Spend Matters welcomes another guest post from NPI, a spend management consultancy, focused on delivering savings in the areas of IT, telecom and transportation.
Of all the industries that benefit from the advancement of business intelligence and analytics technologies, retail tops the list. And, I'm always interested to learn exactly how retailers are using these technologies. Like most consumers, I have pretty much accepted that my favorite retailers know me better than I know myself.
So, it's no surprise that I found the following revelation from Orbitz to be riveting. From Dana Mattioli at The Wall Street Journal:
Orbitz Worldwide Inc. has found that people who use Apple Inc.'s Mac computers spend as much as 30% more a night on hotels, so the online travel agency is starting to show them different, and sometimes costlier, travel options than Windows visitors see...The Orbitz effort, which is in its early stages, demonstrates how tracking people's online activities can use even seemingly innocuous information--in this case, the fact that customers are visiting Orbitz.com from a Mac--to start predicting their tastes and spending habits.

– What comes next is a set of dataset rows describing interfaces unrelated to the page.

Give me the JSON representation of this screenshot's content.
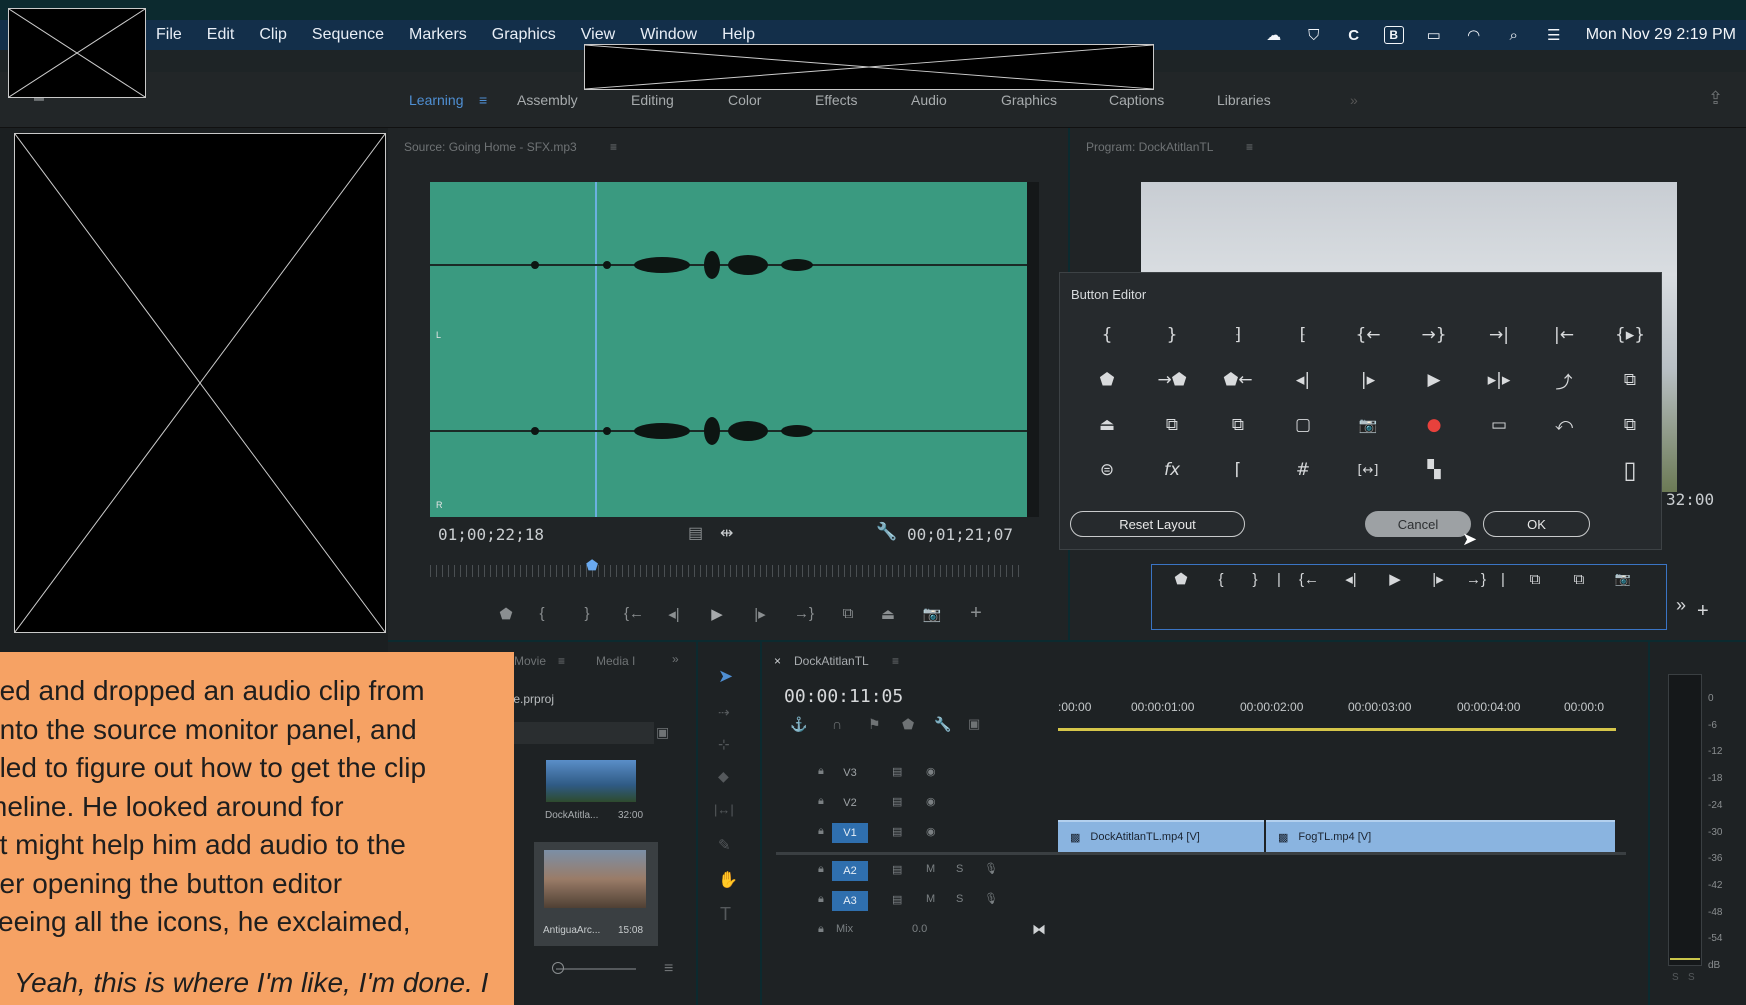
{
  "menubar": {
    "items": [
      "File",
      "Edit",
      "Clip",
      "Sequence",
      "Markers",
      "Graphics",
      "View",
      "Window",
      "Help"
    ],
    "clock": "Mon Nov 29  2:19 PM"
  },
  "workspaces": {
    "tabs": [
      "Learning",
      "Assembly",
      "Editing",
      "Color",
      "Effects",
      "Audio",
      "Graphics",
      "Captions",
      "Libraries"
    ],
    "active": "Learning",
    "overflow": "»"
  },
  "source_monitor": {
    "title": "Source: Going Home - SFX.mp3",
    "menu_glyph": "≡",
    "timecode_in": "01;00;22;18",
    "timecode_out": "00;01;21;07",
    "channel_left": "L",
    "channel_right": "R"
  },
  "program_monitor": {
    "title": "Program: DockAtitlanTL",
    "menu_glyph": "≡",
    "timecode_partial": "32:00"
  },
  "button_editor": {
    "title": "Button Editor",
    "rows": [
      [
        "{",
        "}",
        "⁆",
        "⁅",
        "{←",
        "→}",
        "→|",
        "|←",
        "{▸}"
      ],
      [
        "⬟",
        "→⬟",
        "⬟←",
        "◂|",
        "|▸",
        "▶",
        "▸|▸",
        "⤴",
        "⧉"
      ],
      [
        "⏏",
        "⧉",
        "⧉",
        "▢",
        "📷",
        "●",
        "▭",
        "⤺",
        "⧉"
      ],
      [
        "⊜",
        "fx",
        "⌈",
        "#",
        "[↔]",
        "▚",
        "",
        "",
        "▯"
      ]
    ],
    "reset_label": "Reset Layout",
    "cancel_label": "Cancel",
    "ok_label": "OK",
    "record_color": "#e8413c"
  },
  "program_transport": {
    "buttons": [
      "⬟",
      "{",
      "}",
      "|",
      "{←",
      "◂|",
      "▶",
      "|▸",
      "→}",
      "|",
      "⧉",
      "⧉",
      "📷"
    ],
    "overflow": "»",
    "add": "+"
  },
  "source_transport": {
    "buttons": [
      "⬟",
      "{",
      "}",
      "{←",
      "◂|",
      "▶",
      "|▸",
      "→}",
      "⧉",
      "⏏",
      "📷"
    ],
    "add": "+"
  },
  "project_panel": {
    "tab1": "Movie",
    "tab2": "Media I",
    "overflow": "»",
    "file": "Movie.prproj",
    "items": [
      {
        "name": "DockAtitla...",
        "duration": "32:00"
      },
      {
        "name": "AntiguaArc...",
        "duration": "15:08"
      }
    ]
  },
  "timeline": {
    "close": "×",
    "title": "DockAtitlanTL",
    "menu_glyph": "≡",
    "timecode": "00:00:11:05",
    "ruler": [
      ":00:00",
      "00:00:01:00",
      "00:00:02:00",
      "00:00:03:00",
      "00:00:04:00",
      "00:00:0"
    ],
    "tracks": [
      "V3",
      "V2",
      "V1",
      "A2",
      "A3"
    ],
    "mix_label": "Mix",
    "mix_value": "0.0",
    "clips": [
      {
        "name": "DockAtitlanTL.mp4 [V]"
      },
      {
        "name": "FogTL.mp4 [V]"
      }
    ]
  },
  "meters": {
    "scale": [
      "0",
      "-6",
      "-12",
      "-18",
      "-24",
      "-30",
      "-36",
      "-42",
      "-48",
      "-54",
      "dB"
    ],
    "solo": [
      "S",
      "S"
    ]
  },
  "caption": {
    "lines": [
      "ged and dropped an audio clip from",
      "onto the source monitor panel, and",
      "gled to figure out how to get the clip",
      "meline. He looked around for",
      "at might help him add audio to the",
      "fter opening the button editor",
      "seeing all the icons, he exclaimed,"
    ],
    "quote": "Yeah, this is where I'm like, I'm done. I"
  }
}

This is just one example of how retailers are using predictive customer analytics to boost revenue, and it's only a taste of what's to come. It also demonstrates why retailers will continue to spend aggressively in this area, and why vendors will be aggressively pursuing higher margins from new and existing client investments. In short, the interest in BI/analytics is off the charts, and vendors know it.
Here are a few tips to consider as you plan for your next BI, customer, predictive or mobile/social analytics purchase:

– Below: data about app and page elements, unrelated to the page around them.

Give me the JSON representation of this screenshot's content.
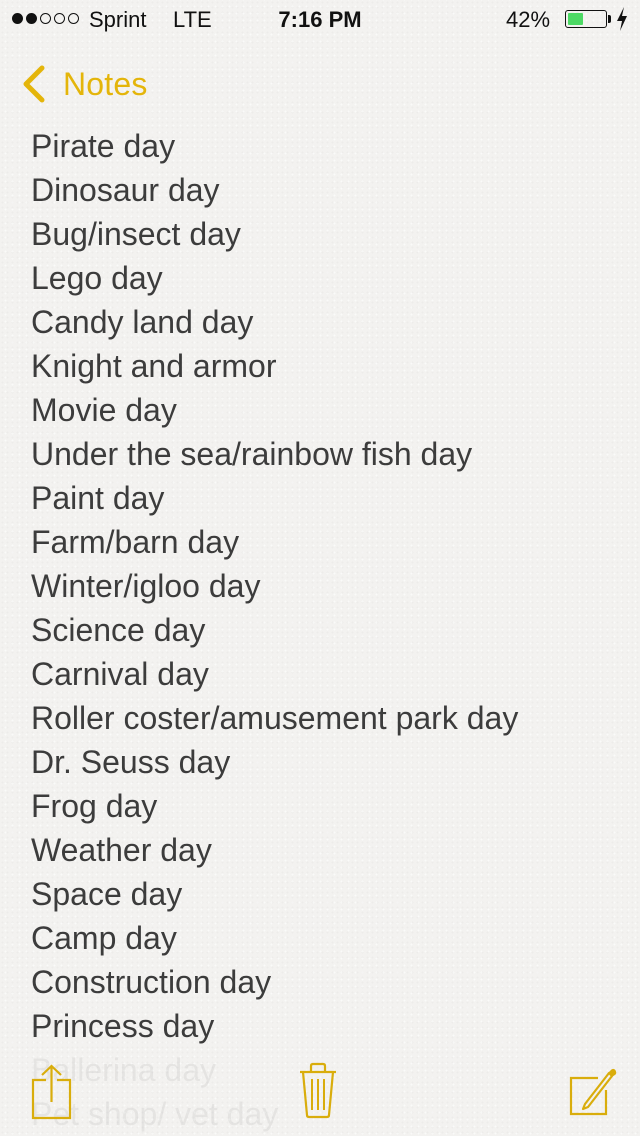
{
  "status_bar": {
    "signal_bars_total": 5,
    "signal_bars_filled": 2,
    "carrier": "Sprint",
    "network": "LTE",
    "time": "7:16 PM",
    "battery_percent_label": "42%",
    "battery_level": 0.42,
    "charging": true,
    "battery_color": "#4cd964"
  },
  "nav": {
    "back_label": "Notes",
    "accent_color": "#e4b50a"
  },
  "note": {
    "lines": [
      "Pirate day",
      "Dinosaur day",
      "Bug/insect day",
      "Lego day",
      "Candy land day",
      "Knight and armor",
      "Movie day",
      "Under the sea/rainbow fish day",
      "Paint day",
      "Farm/barn day",
      "Winter/igloo day",
      "Science day",
      "Carnival day",
      "Roller coster/amusement park day",
      "Dr. Seuss day",
      "Frog day",
      "Weather day",
      "Space day",
      "Camp day",
      "Construction day",
      "Princess day",
      "Ballerina day",
      "Pet shop/ vet day"
    ]
  },
  "toolbar": {
    "icons": [
      "share-icon",
      "trash-icon",
      "compose-icon"
    ]
  }
}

- Position the purchase properly. Proper positioning will yield 15-20% savings right off the bat. Be clear on the business problem you're trying to solve and the metrics for success. Also, don't go with an incumbent vendor without an objective price evaluation and selection process with multiple vendors.
- Decouple pricing from ROI. Don't let vendors tie price to ROI. Aside from the fact that it has nothing to do with pricing, vendor ROI claims tend to be inflated.

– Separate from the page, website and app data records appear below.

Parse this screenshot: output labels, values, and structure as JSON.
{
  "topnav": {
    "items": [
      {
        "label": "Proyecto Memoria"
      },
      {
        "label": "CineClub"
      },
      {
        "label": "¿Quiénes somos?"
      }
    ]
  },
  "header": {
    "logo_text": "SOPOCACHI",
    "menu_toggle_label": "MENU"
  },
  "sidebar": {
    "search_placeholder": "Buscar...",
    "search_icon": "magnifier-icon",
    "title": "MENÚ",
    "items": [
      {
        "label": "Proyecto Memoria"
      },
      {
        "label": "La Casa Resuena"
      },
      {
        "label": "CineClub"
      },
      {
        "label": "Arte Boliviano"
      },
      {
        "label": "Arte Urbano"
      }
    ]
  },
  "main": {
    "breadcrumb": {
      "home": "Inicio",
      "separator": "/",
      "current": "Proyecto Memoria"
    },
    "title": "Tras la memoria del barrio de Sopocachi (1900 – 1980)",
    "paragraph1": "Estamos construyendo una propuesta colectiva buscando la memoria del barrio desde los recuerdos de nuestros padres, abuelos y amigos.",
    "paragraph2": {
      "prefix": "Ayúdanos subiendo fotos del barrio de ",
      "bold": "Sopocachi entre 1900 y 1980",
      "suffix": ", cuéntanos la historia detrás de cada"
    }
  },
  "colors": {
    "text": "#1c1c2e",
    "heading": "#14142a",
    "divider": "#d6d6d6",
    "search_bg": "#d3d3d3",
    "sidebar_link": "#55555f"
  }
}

- Beware of the bundle. Vendors will tease you with high discounts for bundled packages. Break down the services/products in the proposed bundle, see which offerings you actually need and compare costs.
- Identify implementation risks up front and decide how you're going to mitigate scope creep. Understand potential issues ahead of time and discuss with your vendor how you will get rid of or lessen these risks.
- Beware of fixed-fee implementation. Fixed fees are rarely "fixed." Ask your vendor to bid implementation costs on a time and materials basis to understand true cost-to-serve.
- Consider third-party implementation providers. These providers are often a better deal, especially those that have experience in retail.
- Jeff Muscarella, EVP of IT, NPI